:: Work request ::
Check every line in the listing below for "Group". Copy the ones where it occurs.

:: Dataset extract ::
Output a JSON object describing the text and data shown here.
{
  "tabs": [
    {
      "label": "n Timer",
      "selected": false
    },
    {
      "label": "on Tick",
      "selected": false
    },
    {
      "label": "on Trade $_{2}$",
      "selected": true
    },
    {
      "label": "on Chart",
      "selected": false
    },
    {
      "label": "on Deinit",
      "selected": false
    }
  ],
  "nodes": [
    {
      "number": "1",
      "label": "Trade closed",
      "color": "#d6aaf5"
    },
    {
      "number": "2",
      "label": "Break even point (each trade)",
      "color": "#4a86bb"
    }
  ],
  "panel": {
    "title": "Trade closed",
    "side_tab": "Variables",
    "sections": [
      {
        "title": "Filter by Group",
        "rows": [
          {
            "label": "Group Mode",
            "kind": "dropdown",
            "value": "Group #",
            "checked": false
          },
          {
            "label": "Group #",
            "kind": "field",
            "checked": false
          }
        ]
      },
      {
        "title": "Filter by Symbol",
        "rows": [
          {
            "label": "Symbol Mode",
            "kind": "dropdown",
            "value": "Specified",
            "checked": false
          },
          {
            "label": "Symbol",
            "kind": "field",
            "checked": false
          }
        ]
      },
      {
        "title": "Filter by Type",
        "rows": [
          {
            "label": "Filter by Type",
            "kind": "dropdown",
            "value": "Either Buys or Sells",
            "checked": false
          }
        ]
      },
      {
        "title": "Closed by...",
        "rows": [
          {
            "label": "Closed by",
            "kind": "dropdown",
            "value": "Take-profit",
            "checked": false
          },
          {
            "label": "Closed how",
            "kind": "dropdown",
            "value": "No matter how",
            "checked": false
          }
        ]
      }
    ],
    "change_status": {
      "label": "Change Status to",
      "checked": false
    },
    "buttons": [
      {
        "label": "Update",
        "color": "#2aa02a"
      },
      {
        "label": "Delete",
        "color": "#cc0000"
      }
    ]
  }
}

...

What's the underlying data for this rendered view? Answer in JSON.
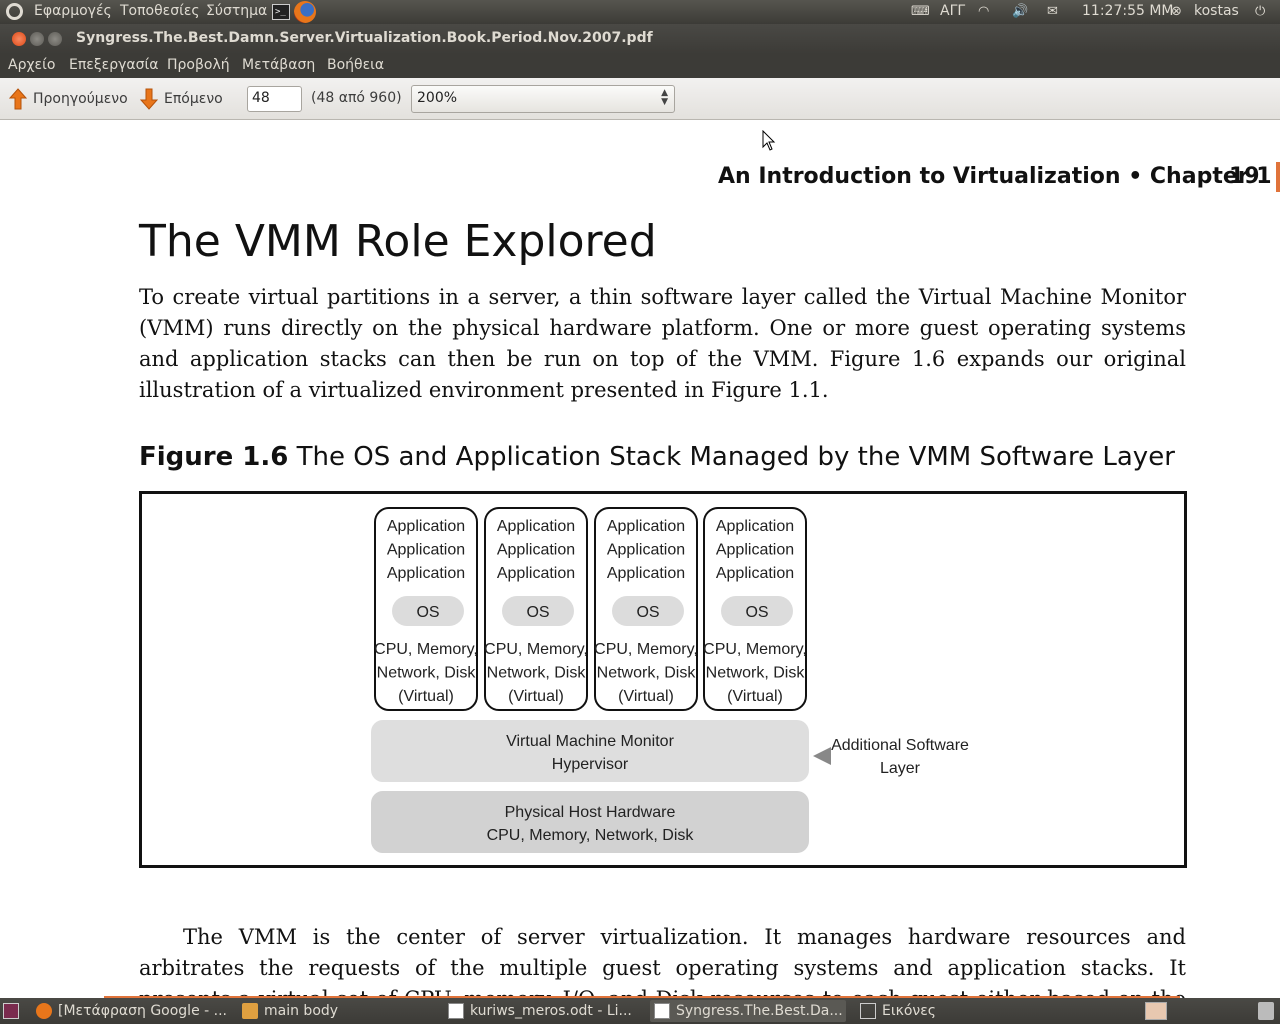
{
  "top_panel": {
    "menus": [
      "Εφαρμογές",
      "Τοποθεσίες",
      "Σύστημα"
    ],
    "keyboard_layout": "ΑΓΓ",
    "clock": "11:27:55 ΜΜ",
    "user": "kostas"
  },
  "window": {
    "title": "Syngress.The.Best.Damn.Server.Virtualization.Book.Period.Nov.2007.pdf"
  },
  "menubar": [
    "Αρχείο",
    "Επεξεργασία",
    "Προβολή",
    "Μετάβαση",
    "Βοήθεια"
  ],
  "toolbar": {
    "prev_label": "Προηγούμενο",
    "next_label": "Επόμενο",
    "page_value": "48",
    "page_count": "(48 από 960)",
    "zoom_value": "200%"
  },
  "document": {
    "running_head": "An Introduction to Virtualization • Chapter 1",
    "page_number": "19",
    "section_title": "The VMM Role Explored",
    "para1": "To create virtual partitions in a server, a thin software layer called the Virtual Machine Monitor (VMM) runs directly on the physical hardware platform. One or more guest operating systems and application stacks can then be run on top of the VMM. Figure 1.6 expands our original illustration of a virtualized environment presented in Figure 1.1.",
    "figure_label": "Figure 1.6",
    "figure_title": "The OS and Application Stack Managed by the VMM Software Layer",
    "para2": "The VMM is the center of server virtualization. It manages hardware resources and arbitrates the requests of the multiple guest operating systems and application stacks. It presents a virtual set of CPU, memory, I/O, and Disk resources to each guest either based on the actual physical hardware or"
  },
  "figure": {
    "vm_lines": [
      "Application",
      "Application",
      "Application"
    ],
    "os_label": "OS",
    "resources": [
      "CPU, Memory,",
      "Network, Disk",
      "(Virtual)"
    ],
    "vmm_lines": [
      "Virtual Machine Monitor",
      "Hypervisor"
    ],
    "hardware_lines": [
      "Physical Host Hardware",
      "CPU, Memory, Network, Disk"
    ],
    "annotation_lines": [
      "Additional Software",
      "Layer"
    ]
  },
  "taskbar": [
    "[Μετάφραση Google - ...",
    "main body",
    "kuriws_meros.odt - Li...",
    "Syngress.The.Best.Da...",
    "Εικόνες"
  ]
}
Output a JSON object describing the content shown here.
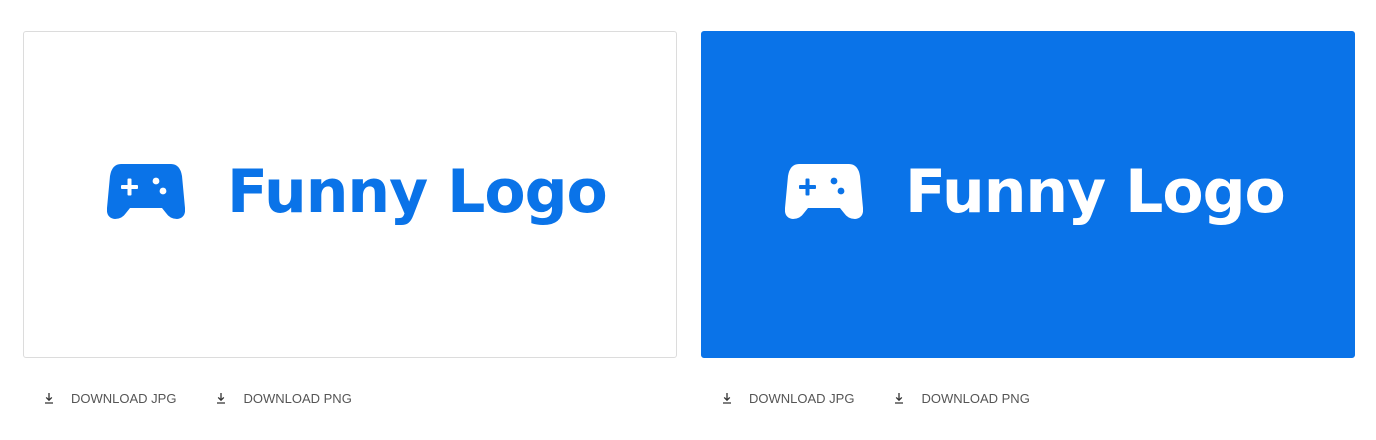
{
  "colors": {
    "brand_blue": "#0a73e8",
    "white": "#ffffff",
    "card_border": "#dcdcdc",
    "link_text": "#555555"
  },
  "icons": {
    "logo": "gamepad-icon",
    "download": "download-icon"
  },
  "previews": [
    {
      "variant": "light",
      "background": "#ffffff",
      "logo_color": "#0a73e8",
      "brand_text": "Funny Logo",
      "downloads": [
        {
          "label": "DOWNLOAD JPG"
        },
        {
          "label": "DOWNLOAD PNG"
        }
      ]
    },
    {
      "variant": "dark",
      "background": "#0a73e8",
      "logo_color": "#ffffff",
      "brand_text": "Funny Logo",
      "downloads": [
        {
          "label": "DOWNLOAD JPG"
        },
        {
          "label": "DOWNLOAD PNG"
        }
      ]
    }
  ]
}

:: The completed task ::
        "title": "Filter by Group",
            "label": "Group Mode",
            "value": "Group #",
            "label": "Group #",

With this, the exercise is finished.